### DATA FOR THIS TASK
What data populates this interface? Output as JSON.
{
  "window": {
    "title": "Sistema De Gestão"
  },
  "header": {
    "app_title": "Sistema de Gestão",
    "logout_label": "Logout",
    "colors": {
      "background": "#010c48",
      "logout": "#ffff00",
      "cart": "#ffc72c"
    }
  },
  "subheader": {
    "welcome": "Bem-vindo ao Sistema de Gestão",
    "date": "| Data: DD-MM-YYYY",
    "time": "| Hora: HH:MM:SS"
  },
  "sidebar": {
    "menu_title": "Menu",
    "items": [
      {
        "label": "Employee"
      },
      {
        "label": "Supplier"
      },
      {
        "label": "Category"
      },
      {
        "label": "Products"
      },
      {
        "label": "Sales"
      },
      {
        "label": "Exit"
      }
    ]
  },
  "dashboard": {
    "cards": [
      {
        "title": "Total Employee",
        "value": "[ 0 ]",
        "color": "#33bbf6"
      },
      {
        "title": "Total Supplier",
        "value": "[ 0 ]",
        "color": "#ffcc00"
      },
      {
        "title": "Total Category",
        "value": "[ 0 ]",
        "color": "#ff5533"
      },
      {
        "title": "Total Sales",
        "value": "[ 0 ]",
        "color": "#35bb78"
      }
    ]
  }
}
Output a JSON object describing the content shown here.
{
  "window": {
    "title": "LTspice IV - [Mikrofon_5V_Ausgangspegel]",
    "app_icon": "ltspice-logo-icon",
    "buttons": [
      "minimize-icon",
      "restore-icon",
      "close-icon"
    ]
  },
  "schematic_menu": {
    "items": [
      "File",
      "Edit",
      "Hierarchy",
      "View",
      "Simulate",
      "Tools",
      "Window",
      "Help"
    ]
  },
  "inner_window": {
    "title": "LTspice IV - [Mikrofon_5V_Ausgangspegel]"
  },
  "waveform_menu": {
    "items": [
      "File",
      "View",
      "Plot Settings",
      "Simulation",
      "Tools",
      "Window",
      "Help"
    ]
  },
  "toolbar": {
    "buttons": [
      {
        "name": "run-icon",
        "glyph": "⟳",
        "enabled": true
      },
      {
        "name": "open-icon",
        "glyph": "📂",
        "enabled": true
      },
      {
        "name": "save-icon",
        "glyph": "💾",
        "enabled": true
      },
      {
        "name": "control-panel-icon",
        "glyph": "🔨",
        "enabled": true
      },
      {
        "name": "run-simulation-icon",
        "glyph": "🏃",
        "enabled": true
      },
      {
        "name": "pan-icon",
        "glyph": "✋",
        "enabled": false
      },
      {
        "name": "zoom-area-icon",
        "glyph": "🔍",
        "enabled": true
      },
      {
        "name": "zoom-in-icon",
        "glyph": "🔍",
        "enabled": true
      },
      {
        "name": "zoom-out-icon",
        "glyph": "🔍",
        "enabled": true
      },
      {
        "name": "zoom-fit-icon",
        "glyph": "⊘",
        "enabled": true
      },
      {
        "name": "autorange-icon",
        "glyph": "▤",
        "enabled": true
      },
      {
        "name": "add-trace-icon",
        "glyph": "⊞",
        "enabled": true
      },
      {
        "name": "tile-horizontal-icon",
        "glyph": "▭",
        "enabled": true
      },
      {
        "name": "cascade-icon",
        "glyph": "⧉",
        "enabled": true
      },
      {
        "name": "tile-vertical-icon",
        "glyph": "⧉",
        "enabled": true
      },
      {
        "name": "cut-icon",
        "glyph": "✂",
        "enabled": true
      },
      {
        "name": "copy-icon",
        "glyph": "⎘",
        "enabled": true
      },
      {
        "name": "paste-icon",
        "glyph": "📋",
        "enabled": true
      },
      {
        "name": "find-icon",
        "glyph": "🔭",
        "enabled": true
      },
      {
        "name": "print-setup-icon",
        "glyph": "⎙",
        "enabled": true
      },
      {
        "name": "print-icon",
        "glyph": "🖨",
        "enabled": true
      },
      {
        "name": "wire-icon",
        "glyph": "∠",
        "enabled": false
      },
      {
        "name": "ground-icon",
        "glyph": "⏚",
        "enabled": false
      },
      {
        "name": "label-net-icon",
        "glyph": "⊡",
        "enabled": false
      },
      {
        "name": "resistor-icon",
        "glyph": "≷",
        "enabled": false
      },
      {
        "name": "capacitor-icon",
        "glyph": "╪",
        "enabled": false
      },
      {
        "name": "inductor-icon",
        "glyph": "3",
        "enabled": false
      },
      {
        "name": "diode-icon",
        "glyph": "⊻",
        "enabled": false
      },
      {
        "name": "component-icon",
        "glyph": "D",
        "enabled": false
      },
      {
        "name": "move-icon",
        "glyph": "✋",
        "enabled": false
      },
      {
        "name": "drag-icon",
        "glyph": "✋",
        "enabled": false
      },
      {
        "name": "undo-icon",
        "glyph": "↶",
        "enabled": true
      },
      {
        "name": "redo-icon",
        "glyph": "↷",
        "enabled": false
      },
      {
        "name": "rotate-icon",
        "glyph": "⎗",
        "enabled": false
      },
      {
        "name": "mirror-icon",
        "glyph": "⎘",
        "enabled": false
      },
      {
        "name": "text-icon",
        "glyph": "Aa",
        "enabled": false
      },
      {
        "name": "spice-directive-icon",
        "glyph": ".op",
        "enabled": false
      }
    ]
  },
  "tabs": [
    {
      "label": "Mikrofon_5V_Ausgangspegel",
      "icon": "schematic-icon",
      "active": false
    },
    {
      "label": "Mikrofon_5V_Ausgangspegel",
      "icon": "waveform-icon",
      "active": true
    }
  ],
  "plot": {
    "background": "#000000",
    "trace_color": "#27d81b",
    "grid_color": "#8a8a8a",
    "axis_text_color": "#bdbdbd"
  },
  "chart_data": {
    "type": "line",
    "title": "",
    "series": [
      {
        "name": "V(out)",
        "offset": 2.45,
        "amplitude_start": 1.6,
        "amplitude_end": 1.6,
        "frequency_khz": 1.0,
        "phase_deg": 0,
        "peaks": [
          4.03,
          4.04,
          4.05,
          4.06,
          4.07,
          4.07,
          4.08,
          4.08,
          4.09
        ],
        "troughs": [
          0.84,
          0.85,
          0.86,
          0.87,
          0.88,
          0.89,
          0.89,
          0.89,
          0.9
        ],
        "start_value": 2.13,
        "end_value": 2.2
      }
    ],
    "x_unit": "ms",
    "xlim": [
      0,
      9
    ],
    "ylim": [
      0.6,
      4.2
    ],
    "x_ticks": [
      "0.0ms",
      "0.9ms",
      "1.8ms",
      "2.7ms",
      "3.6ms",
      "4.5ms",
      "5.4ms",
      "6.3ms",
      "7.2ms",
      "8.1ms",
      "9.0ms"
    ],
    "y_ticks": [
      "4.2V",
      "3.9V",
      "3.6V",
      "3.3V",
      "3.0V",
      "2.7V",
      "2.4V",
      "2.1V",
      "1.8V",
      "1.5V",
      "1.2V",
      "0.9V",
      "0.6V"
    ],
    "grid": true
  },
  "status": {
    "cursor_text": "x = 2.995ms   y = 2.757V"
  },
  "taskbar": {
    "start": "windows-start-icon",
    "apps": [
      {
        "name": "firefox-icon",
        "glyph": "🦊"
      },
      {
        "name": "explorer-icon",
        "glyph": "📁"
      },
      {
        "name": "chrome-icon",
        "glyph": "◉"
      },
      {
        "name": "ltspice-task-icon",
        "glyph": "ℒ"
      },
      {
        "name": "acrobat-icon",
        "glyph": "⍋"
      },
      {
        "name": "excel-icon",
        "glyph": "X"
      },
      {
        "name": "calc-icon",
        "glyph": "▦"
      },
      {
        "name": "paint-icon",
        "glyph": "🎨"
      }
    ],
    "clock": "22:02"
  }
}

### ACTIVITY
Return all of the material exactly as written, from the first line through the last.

### EXPECTED OUTPUT
What data populates this interface? Output as JSON.
{
  "window": {
    "title": "Sistema De Gestão"
  },
  "header": {
    "app_title": "Sistema de Gestão",
    "logout_label": "Logout",
    "colors": {
      "background": "#010c48",
      "logout": "#ffff00",
      "cart": "#ffc72c"
    }
  },
  "subheader": {
    "welcome": "Bem-vindo ao Sistema de Gestão",
    "date": "| Data: DD-MM-YYYY",
    "time": "| Hora: HH:MM:SS"
  },
  "sidebar": {
    "menu_title": "Menu",
    "items": [
      {
        "label": "Employee"
      },
      {
        "label": "Supplier"
      },
      {
        "label": "Category"
      },
      {
        "label": "Products"
      },
      {
        "label": "Sales"
      },
      {
        "label": "Exit"
      }
    ]
  },
  "dashboard": {
    "cards": [
      {
        "title": "Total Employee",
        "value": "[ 0 ]",
        "color": "#33bbf6"
      },
      {
        "title": "Total Supplier",
        "value": "[ 0 ]",
        "color": "#ffcc00"
      },
      {
        "title": "Total Category",
        "value": "[ 0 ]",
        "color": "#ff5533"
      },
      {
        "title": "Total Sales",
        "value": "[ 0 ]",
        "color": "#35bb78"
      }
    ]
  }
}
Output a JSON object describing the content shown here.
{
  "window": {
    "title": "LTspice IV - [Mikrofon_5V_Ausgangspegel]",
    "app_icon": "ltspice-logo-icon",
    "buttons": [
      "minimize-icon",
      "restore-icon",
      "close-icon"
    ]
  },
  "schematic_menu": {
    "items": [
      "File",
      "Edit",
      "Hierarchy",
      "View",
      "Simulate",
      "Tools",
      "Window",
      "Help"
    ]
  },
  "inner_window": {
    "title": "LTspice IV - [Mikrofon_5V_Ausgangspegel]"
  },
  "waveform_menu": {
    "items": [
      "File",
      "View",
      "Plot Settings",
      "Simulation",
      "Tools",
      "Window",
      "Help"
    ]
  },
  "toolbar": {
    "buttons": [
      {
        "name": "run-icon",
        "glyph": "⟳",
        "enabled": true
      },
      {
        "name": "open-icon",
        "glyph": "📂",
        "enabled": true
      },
      {
        "name": "save-icon",
        "glyph": "💾",
        "enabled": true
      },
      {
        "name": "control-panel-icon",
        "glyph": "🔨",
        "enabled": true
      },
      {
        "name": "run-simulation-icon",
        "glyph": "🏃",
        "enabled": true
      },
      {
        "name": "pan-icon",
        "glyph": "✋",
        "enabled": false
      },
      {
        "name": "zoom-area-icon",
        "glyph": "🔍",
        "enabled": true
      },
      {
        "name": "zoom-in-icon",
        "glyph": "🔍",
        "enabled": true
      },
      {
        "name": "zoom-out-icon",
        "glyph": "🔍",
        "enabled": true
      },
      {
        "name": "zoom-fit-icon",
        "glyph": "⊘",
        "enabled": true
      },
      {
        "name": "autorange-icon",
        "glyph": "▤",
        "enabled": true
      },
      {
        "name": "add-trace-icon",
        "glyph": "⊞",
        "enabled": true
      },
      {
        "name": "tile-horizontal-icon",
        "glyph": "▭",
        "enabled": true
      },
      {
        "name": "cascade-icon",
        "glyph": "⧉",
        "enabled": true
      },
      {
        "name": "tile-vertical-icon",
        "glyph": "⧉",
        "enabled": true
      },
      {
        "name": "cut-icon",
        "glyph": "✂",
        "enabled": true
      },
      {
        "name": "copy-icon",
        "glyph": "⎘",
        "enabled": true
      },
      {
        "name": "paste-icon",
        "glyph": "📋",
        "enabled": true
      },
      {
        "name": "find-icon",
        "glyph": "🔭",
        "enabled": true
      },
      {
        "name": "print-setup-icon",
        "glyph": "⎙",
        "enabled": true
      },
      {
        "name": "print-icon",
        "glyph": "🖨",
        "enabled": true
      },
      {
        "name": "wire-icon",
        "glyph": "∠",
        "enabled": false
      },
      {
        "name": "ground-icon",
        "glyph": "⏚",
        "enabled": false
      },
      {
        "name": "label-net-icon",
        "glyph": "⊡",
        "enabled": false
      },
      {
        "name": "resistor-icon",
        "glyph": "≷",
        "enabled": false
      },
      {
        "name": "capacitor-icon",
        "glyph": "╪",
        "enabled": false
      },
      {
        "name": "inductor-icon",
        "glyph": "3",
        "enabled": false
      },
      {
        "name": "diode-icon",
        "glyph": "⊻",
        "enabled": false
      },
      {
        "name": "component-icon",
        "glyph": "D",
        "enabled": false
      },
      {
        "name": "move-icon",
        "glyph": "✋",
        "enabled": false
      },
      {
        "name": "drag-icon",
        "glyph": "✋",
        "enabled": false
      },
      {
        "name": "undo-icon",
        "glyph": "↶",
        "enabled": true
      },
      {
        "name": "redo-icon",
        "glyph": "↷",
        "enabled": false
      },
      {
        "name": "rotate-icon",
        "glyph": "⎗",
        "enabled": false
      },
      {
        "name": "mirror-icon",
        "glyph": "⎘",
        "enabled": false
      },
      {
        "name": "text-icon",
        "glyph": "Aa",
        "enabled": false
      },
      {
        "name": "spice-directive-icon",
        "glyph": ".op",
        "enabled": false
      }
    ]
  },
  "tabs": [
    {
      "label": "Mikrofon_5V_Ausgangspegel",
      "icon": "schematic-icon",
      "active": false
    },
    {
      "label": "Mikrofon_5V_Ausgangspegel",
      "icon": "waveform-icon",
      "active": true
    }
  ],
  "plot": {
    "background": "#000000",
    "trace_color": "#27d81b",
    "grid_color": "#8a8a8a",
    "axis_text_color": "#bdbdbd"
  },
  "chart_data": {
    "type": "line",
    "title": "",
    "series": [
      {
        "name": "V(out)",
        "offset": 2.45,
        "amplitude_start": 1.6,
        "amplitude_end": 1.6,
        "frequency_khz": 1.0,
        "phase_deg": 0,
        "peaks": [
          4.03,
          4.04,
          4.05,
          4.06,
          4.07,
          4.07,
          4.08,
          4.08,
          4.09
        ],
        "troughs": [
          0.84,
          0.85,
          0.86,
          0.87,
          0.88,
          0.89,
          0.89,
          0.89,
          0.9
        ],
        "start_value": 2.13,
        "end_value": 2.2
      }
    ],
    "x_unit": "ms",
    "xlim": [
      0,
      9
    ],
    "ylim": [
      0.6,
      4.2
    ],
    "x_ticks": [
      "0.0ms",
      "0.9ms",
      "1.8ms",
      "2.7ms",
      "3.6ms",
      "4.5ms",
      "5.4ms",
      "6.3ms",
      "7.2ms",
      "8.1ms",
      "9.0ms"
    ],
    "y_ticks": [
      "4.2V",
      "3.9V",
      "3.6V",
      "3.3V",
      "3.0V",
      "2.7V",
      "2.4V",
      "2.1V",
      "1.8V",
      "1.5V",
      "1.2V",
      "0.9V",
      "0.6V"
    ],
    "grid": true
  },
  "status": {
    "cursor_text": "x = 2.995ms   y = 2.757V"
  },
  "taskbar": {
    "start": "windows-start-icon",
    "apps": [
      {
        "name": "firefox-icon",
        "glyph": "🦊"
      },
      {
        "name": "explorer-icon",
        "glyph": "📁"
      },
      {
        "name": "chrome-icon",
        "glyph": "◉"
      },
      {
        "name": "ltspice-task-icon",
        "glyph": "ℒ"
      },
      {
        "name": "acrobat-icon",
        "glyph": "⍋"
      },
      {
        "name": "excel-icon",
        "glyph": "X"
      },
      {
        "name": "calc-icon",
        "glyph": "▦"
      },
      {
        "name": "paint-icon",
        "glyph": "🎨"
      }
    ],
    "clock": "22:02"
  }
}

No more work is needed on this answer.